WORK INSTRUCTION »
Search the listing for the word "desc" and return each line that contains it.

==== RECORDED DATA

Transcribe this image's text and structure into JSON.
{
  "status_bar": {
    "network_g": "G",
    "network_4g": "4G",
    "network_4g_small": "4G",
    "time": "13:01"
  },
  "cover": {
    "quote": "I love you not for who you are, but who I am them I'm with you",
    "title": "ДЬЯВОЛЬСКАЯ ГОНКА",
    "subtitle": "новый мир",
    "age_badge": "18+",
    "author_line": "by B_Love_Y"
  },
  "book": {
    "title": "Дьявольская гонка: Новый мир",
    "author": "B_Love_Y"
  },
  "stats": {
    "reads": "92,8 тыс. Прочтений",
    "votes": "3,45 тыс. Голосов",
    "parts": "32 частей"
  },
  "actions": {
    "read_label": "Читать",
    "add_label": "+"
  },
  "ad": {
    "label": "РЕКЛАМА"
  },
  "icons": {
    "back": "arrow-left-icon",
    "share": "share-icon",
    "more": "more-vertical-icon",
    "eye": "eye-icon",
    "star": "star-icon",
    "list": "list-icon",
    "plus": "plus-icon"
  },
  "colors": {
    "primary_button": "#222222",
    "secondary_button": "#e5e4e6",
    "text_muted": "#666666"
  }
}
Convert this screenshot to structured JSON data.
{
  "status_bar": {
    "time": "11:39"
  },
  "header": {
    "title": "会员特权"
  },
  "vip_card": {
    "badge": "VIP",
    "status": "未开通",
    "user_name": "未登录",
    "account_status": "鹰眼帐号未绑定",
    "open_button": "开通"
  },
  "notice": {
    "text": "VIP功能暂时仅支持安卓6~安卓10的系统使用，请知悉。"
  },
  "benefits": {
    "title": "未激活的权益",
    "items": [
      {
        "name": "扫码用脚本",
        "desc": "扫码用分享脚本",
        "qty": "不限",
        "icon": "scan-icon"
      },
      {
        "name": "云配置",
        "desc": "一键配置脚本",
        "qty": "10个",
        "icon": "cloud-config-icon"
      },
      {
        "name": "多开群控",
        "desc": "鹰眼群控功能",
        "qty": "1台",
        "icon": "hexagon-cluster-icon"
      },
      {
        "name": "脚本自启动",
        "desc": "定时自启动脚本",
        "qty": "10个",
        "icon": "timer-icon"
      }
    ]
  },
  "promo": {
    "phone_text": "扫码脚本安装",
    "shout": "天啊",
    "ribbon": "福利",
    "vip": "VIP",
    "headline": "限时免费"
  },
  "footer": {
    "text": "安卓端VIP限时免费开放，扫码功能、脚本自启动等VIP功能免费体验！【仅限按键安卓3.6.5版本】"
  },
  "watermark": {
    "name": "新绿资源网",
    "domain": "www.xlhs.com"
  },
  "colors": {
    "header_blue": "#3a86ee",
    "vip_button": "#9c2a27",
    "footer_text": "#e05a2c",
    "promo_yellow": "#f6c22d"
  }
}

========

OUTPUT FOR THIS TASK »
        "desc": "扫码用分享脚本",
        "desc": "一键配置脚本",
        "desc": "鹰眼群控功能",
        "desc": "定时自启动脚本",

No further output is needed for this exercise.